**Exercise prompt**.
Everything in the listing below should be repeated exactly.

**Dataset records**.

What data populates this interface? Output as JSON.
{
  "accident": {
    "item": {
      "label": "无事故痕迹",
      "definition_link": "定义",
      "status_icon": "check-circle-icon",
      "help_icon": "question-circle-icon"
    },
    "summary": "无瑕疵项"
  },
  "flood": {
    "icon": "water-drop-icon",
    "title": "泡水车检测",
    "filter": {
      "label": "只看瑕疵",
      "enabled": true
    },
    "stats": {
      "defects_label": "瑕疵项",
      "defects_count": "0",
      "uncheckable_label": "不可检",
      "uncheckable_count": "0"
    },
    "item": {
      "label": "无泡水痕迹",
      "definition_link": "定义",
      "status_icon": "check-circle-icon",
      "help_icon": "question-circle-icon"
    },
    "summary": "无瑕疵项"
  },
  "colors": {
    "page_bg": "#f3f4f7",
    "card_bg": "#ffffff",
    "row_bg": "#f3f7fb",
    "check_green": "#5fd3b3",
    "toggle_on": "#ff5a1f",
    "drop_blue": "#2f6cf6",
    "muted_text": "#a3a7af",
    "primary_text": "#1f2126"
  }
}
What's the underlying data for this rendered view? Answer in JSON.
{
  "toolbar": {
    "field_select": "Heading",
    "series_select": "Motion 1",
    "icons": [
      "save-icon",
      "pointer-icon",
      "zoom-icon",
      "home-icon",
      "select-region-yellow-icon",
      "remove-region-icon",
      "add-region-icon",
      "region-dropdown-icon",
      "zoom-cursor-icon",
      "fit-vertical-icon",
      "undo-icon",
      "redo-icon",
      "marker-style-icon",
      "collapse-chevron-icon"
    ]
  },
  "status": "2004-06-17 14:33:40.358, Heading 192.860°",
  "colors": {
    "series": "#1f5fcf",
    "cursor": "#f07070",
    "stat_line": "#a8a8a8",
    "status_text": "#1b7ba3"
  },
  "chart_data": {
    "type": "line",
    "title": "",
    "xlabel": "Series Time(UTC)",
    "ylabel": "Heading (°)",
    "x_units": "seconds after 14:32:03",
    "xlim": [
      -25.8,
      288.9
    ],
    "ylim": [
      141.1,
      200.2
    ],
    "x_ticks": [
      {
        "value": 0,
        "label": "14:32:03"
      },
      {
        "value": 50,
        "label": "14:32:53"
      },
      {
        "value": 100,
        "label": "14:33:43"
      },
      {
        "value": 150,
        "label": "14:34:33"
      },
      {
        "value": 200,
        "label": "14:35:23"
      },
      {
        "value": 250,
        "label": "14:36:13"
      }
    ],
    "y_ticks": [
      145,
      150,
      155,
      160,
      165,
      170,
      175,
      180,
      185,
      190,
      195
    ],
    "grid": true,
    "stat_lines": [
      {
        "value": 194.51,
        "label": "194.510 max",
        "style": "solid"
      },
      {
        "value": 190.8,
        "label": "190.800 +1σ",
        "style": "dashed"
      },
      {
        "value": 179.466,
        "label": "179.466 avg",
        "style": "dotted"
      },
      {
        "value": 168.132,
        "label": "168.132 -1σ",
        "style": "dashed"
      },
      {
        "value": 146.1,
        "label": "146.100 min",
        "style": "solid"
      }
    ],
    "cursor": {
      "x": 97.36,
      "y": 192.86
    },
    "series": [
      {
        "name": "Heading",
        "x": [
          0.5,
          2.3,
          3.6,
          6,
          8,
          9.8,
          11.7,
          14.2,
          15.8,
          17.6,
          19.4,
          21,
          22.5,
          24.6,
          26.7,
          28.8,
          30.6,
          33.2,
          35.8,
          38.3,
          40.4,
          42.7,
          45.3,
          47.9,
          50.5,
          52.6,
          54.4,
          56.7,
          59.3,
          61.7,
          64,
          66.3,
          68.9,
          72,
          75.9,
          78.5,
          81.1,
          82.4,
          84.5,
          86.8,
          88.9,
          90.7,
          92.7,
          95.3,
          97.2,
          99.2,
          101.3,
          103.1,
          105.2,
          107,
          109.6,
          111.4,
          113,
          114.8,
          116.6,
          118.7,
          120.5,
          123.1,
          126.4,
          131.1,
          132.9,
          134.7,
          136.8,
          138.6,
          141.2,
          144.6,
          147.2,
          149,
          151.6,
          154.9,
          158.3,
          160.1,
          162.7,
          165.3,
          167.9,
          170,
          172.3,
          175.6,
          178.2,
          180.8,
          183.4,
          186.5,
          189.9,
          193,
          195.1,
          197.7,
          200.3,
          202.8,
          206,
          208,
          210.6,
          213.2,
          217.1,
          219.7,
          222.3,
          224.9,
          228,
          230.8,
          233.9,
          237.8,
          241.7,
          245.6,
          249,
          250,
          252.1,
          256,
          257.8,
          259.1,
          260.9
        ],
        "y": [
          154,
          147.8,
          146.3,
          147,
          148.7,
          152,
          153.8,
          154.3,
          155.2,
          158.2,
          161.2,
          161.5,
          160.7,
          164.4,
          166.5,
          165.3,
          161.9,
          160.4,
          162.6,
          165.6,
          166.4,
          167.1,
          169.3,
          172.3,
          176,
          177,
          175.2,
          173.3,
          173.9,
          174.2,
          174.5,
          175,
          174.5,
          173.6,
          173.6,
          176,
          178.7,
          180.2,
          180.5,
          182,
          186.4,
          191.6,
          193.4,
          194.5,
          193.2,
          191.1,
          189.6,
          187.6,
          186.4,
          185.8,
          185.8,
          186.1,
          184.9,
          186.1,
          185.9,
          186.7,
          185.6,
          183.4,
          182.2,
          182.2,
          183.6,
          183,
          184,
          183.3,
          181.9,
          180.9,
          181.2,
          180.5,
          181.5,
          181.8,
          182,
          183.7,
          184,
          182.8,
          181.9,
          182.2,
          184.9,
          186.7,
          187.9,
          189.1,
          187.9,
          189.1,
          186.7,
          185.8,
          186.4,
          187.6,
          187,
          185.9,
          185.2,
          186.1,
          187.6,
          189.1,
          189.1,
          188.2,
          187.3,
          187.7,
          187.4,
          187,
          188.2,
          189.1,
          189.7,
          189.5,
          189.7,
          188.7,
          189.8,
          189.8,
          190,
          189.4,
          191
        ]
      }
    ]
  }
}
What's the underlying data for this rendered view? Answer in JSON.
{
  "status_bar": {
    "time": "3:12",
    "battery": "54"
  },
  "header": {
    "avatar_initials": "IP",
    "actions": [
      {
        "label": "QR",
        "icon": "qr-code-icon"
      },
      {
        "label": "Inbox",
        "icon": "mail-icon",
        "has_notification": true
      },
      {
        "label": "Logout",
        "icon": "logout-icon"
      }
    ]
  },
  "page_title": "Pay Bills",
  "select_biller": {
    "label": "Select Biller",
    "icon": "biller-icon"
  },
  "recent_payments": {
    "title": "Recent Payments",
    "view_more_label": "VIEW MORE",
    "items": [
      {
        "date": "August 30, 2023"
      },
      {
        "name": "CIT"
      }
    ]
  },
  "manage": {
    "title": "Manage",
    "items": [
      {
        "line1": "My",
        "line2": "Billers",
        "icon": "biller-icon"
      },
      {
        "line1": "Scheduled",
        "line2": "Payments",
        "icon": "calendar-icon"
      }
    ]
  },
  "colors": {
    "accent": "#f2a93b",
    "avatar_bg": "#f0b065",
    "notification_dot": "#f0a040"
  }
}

**Solution for this problem**.
What data populates this interface? Output as JSON.
{
  "accident": {
    "item": {
      "label": "无事故痕迹",
      "definition_link": "定义",
      "status_icon": "check-circle-icon",
      "help_icon": "question-circle-icon"
    },
    "summary": "无瑕疵项"
  },
  "flood": {
    "icon": "water-drop-icon",
    "title": "泡水车检测",
    "filter": {
      "label": "只看瑕疵",
      "enabled": true
    },
    "stats": {
      "defects_label": "瑕疵项",
      "defects_count": "0",
      "uncheckable_label": "不可检",
      "uncheckable_count": "0"
    },
    "item": {
      "label": "无泡水痕迹",
      "definition_link": "定义",
      "status_icon": "check-circle-icon",
      "help_icon": "question-circle-icon"
    },
    "summary": "无瑕疵项"
  },
  "colors": {
    "page_bg": "#f3f4f7",
    "card_bg": "#ffffff",
    "row_bg": "#f3f7fb",
    "check_green": "#5fd3b3",
    "toggle_on": "#ff5a1f",
    "drop_blue": "#2f6cf6",
    "muted_text": "#a3a7af",
    "primary_text": "#1f2126"
  }
}
What's the underlying data for this rendered view? Answer in JSON.
{
  "toolbar": {
    "field_select": "Heading",
    "series_select": "Motion 1",
    "icons": [
      "save-icon",
      "pointer-icon",
      "zoom-icon",
      "home-icon",
      "select-region-yellow-icon",
      "remove-region-icon",
      "add-region-icon",
      "region-dropdown-icon",
      "zoom-cursor-icon",
      "fit-vertical-icon",
      "undo-icon",
      "redo-icon",
      "marker-style-icon",
      "collapse-chevron-icon"
    ]
  },
  "status": "2004-06-17 14:33:40.358, Heading 192.860°",
  "colors": {
    "series": "#1f5fcf",
    "cursor": "#f07070",
    "stat_line": "#a8a8a8",
    "status_text": "#1b7ba3"
  },
  "chart_data": {
    "type": "line",
    "title": "",
    "xlabel": "Series Time(UTC)",
    "ylabel": "Heading (°)",
    "x_units": "seconds after 14:32:03",
    "xlim": [
      -25.8,
      288.9
    ],
    "ylim": [
      141.1,
      200.2
    ],
    "x_ticks": [
      {
        "value": 0,
        "label": "14:32:03"
      },
      {
        "value": 50,
        "label": "14:32:53"
      },
      {
        "value": 100,
        "label": "14:33:43"
      },
      {
        "value": 150,
        "label": "14:34:33"
      },
      {
        "value": 200,
        "label": "14:35:23"
      },
      {
        "value": 250,
        "label": "14:36:13"
      }
    ],
    "y_ticks": [
      145,
      150,
      155,
      160,
      165,
      170,
      175,
      180,
      185,
      190,
      195
    ],
    "grid": true,
    "stat_lines": [
      {
        "value": 194.51,
        "label": "194.510 max",
        "style": "solid"
      },
      {
        "value": 190.8,
        "label": "190.800 +1σ",
        "style": "dashed"
      },
      {
        "value": 179.466,
        "label": "179.466 avg",
        "style": "dotted"
      },
      {
        "value": 168.132,
        "label": "168.132 -1σ",
        "style": "dashed"
      },
      {
        "value": 146.1,
        "label": "146.100 min",
        "style": "solid"
      }
    ],
    "cursor": {
      "x": 97.36,
      "y": 192.86
    },
    "series": [
      {
        "name": "Heading",
        "x": [
          0.5,
          2.3,
          3.6,
          6,
          8,
          9.8,
          11.7,
          14.2,
          15.8,
          17.6,
          19.4,
          21,
          22.5,
          24.6,
          26.7,
          28.8,
          30.6,
          33.2,
          35.8,
          38.3,
          40.4,
          42.7,
          45.3,
          47.9,
          50.5,
          52.6,
          54.4,
          56.7,
          59.3,
          61.7,
          64,
          66.3,
          68.9,
          72,
          75.9,
          78.5,
          81.1,
          82.4,
          84.5,
          86.8,
          88.9,
          90.7,
          92.7,
          95.3,
          97.2,
          99.2,
          101.3,
          103.1,
          105.2,
          107,
          109.6,
          111.4,
          113,
          114.8,
          116.6,
          118.7,
          120.5,
          123.1,
          126.4,
          131.1,
          132.9,
          134.7,
          136.8,
          138.6,
          141.2,
          144.6,
          147.2,
          149,
          151.6,
          154.9,
          158.3,
          160.1,
          162.7,
          165.3,
          167.9,
          170,
          172.3,
          175.6,
          178.2,
          180.8,
          183.4,
          186.5,
          189.9,
          193,
          195.1,
          197.7,
          200.3,
          202.8,
          206,
          208,
          210.6,
          213.2,
          217.1,
          219.7,
          222.3,
          224.9,
          228,
          230.8,
          233.9,
          237.8,
          241.7,
          245.6,
          249,
          250,
          252.1,
          256,
          257.8,
          259.1,
          260.9
        ],
        "y": [
          154,
          147.8,
          146.3,
          147,
          148.7,
          152,
          153.8,
          154.3,
          155.2,
          158.2,
          161.2,
          161.5,
          160.7,
          164.4,
          166.5,
          165.3,
          161.9,
          160.4,
          162.6,
          165.6,
          166.4,
          167.1,
          169.3,
          172.3,
          176,
          177,
          175.2,
          173.3,
          173.9,
          174.2,
          174.5,
          175,
          174.5,
          173.6,
          173.6,
          176,
          178.7,
          180.2,
          180.5,
          182,
          186.4,
          191.6,
          193.4,
          194.5,
          193.2,
          191.1,
          189.6,
          187.6,
          186.4,
          185.8,
          185.8,
          186.1,
          184.9,
          186.1,
          185.9,
          186.7,
          185.6,
          183.4,
          182.2,
          182.2,
          183.6,
          183,
          184,
          183.3,
          181.9,
          180.9,
          181.2,
          180.5,
          181.5,
          181.8,
          182,
          183.7,
          184,
          182.8,
          181.9,
          182.2,
          184.9,
          186.7,
          187.9,
          189.1,
          187.9,
          189.1,
          186.7,
          185.8,
          186.4,
          187.6,
          187,
          185.9,
          185.2,
          186.1,
          187.6,
          189.1,
          189.1,
          188.2,
          187.3,
          187.7,
          187.4,
          187,
          188.2,
          189.1,
          189.7,
          189.5,
          189.7,
          188.7,
          189.8,
          189.8,
          190,
          189.4,
          191
        ]
      }
    ]
  }
}
What's the underlying data for this rendered view? Answer in JSON.
{
  "status_bar": {
    "time": "3:12",
    "battery": "54"
  },
  "header": {
    "avatar_initials": "IP",
    "actions": [
      {
        "label": "QR",
        "icon": "qr-code-icon"
      },
      {
        "label": "Inbox",
        "icon": "mail-icon",
        "has_notification": true
      },
      {
        "label": "Logout",
        "icon": "logout-icon"
      }
    ]
  },
  "page_title": "Pay Bills",
  "select_biller": {
    "label": "Select Biller",
    "icon": "biller-icon"
  },
  "recent_payments": {
    "title": "Recent Payments",
    "view_more_label": "VIEW MORE",
    "items": [
      {
        "date": "August 30, 2023"
      },
      {
        "name": "CIT"
      }
    ]
  },
  "manage": {
    "title": "Manage",
    "items": [
      {
        "line1": "My",
        "line2": "Billers",
        "icon": "biller-icon"
      },
      {
        "line1": "Scheduled",
        "line2": "Payments",
        "icon": "calendar-icon"
      }
    ]
  },
  "colors": {
    "accent": "#f2a93b",
    "avatar_bg": "#f0b065",
    "notification_dot": "#f0a040"
  }
}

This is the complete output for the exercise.